Task statement:
Under no circumstances alter the records; copy each one exactly.

Source data:
* * *
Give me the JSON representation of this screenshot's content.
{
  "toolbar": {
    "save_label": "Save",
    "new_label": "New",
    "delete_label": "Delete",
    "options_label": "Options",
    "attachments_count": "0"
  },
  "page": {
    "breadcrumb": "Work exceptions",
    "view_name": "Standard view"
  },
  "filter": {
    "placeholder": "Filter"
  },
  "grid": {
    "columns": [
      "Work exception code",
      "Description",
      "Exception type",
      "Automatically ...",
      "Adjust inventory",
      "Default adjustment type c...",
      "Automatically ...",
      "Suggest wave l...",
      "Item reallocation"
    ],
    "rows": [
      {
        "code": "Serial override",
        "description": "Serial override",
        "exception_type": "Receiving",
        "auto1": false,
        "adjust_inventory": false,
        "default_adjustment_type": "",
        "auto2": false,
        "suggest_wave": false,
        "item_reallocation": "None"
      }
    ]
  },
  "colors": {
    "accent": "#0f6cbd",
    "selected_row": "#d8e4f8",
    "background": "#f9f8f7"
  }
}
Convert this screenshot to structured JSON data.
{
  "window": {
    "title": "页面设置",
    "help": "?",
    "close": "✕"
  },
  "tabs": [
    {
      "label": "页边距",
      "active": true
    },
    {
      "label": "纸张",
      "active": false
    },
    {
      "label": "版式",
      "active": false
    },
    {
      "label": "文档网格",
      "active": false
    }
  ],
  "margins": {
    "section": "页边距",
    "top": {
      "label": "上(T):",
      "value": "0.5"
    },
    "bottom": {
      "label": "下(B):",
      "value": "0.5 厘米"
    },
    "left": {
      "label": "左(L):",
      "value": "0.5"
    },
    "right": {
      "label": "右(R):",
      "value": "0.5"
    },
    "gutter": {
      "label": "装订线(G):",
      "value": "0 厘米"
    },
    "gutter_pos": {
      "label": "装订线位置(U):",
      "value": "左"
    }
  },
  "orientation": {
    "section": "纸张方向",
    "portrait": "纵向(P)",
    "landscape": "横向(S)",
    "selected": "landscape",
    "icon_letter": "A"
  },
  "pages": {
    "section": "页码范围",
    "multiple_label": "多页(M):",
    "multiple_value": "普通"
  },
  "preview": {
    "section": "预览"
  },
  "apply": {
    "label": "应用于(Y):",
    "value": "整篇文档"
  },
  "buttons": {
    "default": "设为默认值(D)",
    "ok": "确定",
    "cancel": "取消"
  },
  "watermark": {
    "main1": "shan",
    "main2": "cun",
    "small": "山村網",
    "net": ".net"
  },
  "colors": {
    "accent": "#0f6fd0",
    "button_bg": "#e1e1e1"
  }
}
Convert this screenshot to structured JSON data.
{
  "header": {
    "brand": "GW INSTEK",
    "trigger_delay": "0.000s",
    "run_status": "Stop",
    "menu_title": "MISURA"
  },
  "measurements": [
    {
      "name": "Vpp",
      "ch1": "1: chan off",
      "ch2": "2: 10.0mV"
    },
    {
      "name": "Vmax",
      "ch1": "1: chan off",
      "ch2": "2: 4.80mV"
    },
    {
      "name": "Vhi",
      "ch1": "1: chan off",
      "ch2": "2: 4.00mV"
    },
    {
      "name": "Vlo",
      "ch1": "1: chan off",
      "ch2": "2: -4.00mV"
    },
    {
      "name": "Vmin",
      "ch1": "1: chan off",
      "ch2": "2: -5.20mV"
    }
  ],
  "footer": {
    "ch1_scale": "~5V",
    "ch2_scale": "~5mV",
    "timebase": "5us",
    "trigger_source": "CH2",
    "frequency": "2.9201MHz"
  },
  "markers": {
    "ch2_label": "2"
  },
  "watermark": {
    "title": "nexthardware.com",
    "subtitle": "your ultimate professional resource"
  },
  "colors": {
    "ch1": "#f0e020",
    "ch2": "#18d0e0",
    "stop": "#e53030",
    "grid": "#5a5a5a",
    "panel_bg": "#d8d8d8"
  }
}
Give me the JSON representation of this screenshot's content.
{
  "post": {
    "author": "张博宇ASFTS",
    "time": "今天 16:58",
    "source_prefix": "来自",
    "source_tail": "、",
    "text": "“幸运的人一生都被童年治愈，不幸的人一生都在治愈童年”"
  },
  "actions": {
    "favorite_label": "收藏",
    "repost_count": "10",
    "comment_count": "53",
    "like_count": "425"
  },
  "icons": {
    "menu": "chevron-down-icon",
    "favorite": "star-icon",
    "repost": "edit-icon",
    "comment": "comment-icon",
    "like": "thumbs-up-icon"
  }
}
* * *
The completed task:
Give me the JSON representation of this screenshot's content.
{
  "toolbar": {
    "save_label": "Save",
    "new_label": "New",
    "delete_label": "Delete",
    "options_label": "Options",
    "attachments_count": "0"
  },
  "page": {
    "breadcrumb": "Work exceptions",
    "view_name": "Standard view"
  },
  "filter": {
    "placeholder": "Filter"
  },
  "grid": {
    "columns": [
      "Work exception code",
      "Description",
      "Exception type",
      "Automatically ...",
      "Adjust inventory",
      "Default adjustment type c...",
      "Automatically ...",
      "Suggest wave l...",
      "Item reallocation"
    ],
    "rows": [
      {
        "code": "Serial override",
        "description": "Serial override",
        "exception_type": "Receiving",
        "auto1": false,
        "adjust_inventory": false,
        "default_adjustment_type": "",
        "auto2": false,
        "suggest_wave": false,
        "item_reallocation": "None"
      }
    ]
  },
  "colors": {
    "accent": "#0f6cbd",
    "selected_row": "#d8e4f8",
    "background": "#f9f8f7"
  }
}
Convert this screenshot to structured JSON data.
{
  "window": {
    "title": "页面设置",
    "help": "?",
    "close": "✕"
  },
  "tabs": [
    {
      "label": "页边距",
      "active": true
    },
    {
      "label": "纸张",
      "active": false
    },
    {
      "label": "版式",
      "active": false
    },
    {
      "label": "文档网格",
      "active": false
    }
  ],
  "margins": {
    "section": "页边距",
    "top": {
      "label": "上(T):",
      "value": "0.5"
    },
    "bottom": {
      "label": "下(B):",
      "value": "0.5 厘米"
    },
    "left": {
      "label": "左(L):",
      "value": "0.5"
    },
    "right": {
      "label": "右(R):",
      "value": "0.5"
    },
    "gutter": {
      "label": "装订线(G):",
      "value": "0 厘米"
    },
    "gutter_pos": {
      "label": "装订线位置(U):",
      "value": "左"
    }
  },
  "orientation": {
    "section": "纸张方向",
    "portrait": "纵向(P)",
    "landscape": "横向(S)",
    "selected": "landscape",
    "icon_letter": "A"
  },
  "pages": {
    "section": "页码范围",
    "multiple_label": "多页(M):",
    "multiple_value": "普通"
  },
  "preview": {
    "section": "预览"
  },
  "apply": {
    "label": "应用于(Y):",
    "value": "整篇文档"
  },
  "buttons": {
    "default": "设为默认值(D)",
    "ok": "确定",
    "cancel": "取消"
  },
  "watermark": {
    "main1": "shan",
    "main2": "cun",
    "small": "山村網",
    "net": ".net"
  },
  "colors": {
    "accent": "#0f6fd0",
    "button_bg": "#e1e1e1"
  }
}
Convert this screenshot to structured JSON data.
{
  "header": {
    "brand": "GW INSTEK",
    "trigger_delay": "0.000s",
    "run_status": "Stop",
    "menu_title": "MISURA"
  },
  "measurements": [
    {
      "name": "Vpp",
      "ch1": "1: chan off",
      "ch2": "2: 10.0mV"
    },
    {
      "name": "Vmax",
      "ch1": "1: chan off",
      "ch2": "2: 4.80mV"
    },
    {
      "name": "Vhi",
      "ch1": "1: chan off",
      "ch2": "2: 4.00mV"
    },
    {
      "name": "Vlo",
      "ch1": "1: chan off",
      "ch2": "2: -4.00mV"
    },
    {
      "name": "Vmin",
      "ch1": "1: chan off",
      "ch2": "2: -5.20mV"
    }
  ],
  "footer": {
    "ch1_scale": "~5V",
    "ch2_scale": "~5mV",
    "timebase": "5us",
    "trigger_source": "CH2",
    "frequency": "2.9201MHz"
  },
  "markers": {
    "ch2_label": "2"
  },
  "watermark": {
    "title": "nexthardware.com",
    "subtitle": "your ultimate professional resource"
  },
  "colors": {
    "ch1": "#f0e020",
    "ch2": "#18d0e0",
    "stop": "#e53030",
    "grid": "#5a5a5a",
    "panel_bg": "#d8d8d8"
  }
}
Give me the JSON representation of this screenshot's content.
{
  "post": {
    "author": "张博宇ASFTS",
    "time": "今天 16:58",
    "source_prefix": "来自",
    "source_tail": "、",
    "text": "“幸运的人一生都被童年治愈，不幸的人一生都在治愈童年”"
  },
  "actions": {
    "favorite_label": "收藏",
    "repost_count": "10",
    "comment_count": "53",
    "like_count": "425"
  },
  "icons": {
    "menu": "chevron-down-icon",
    "favorite": "star-icon",
    "repost": "edit-icon",
    "comment": "comment-icon",
    "like": "thumbs-up-icon"
  }
}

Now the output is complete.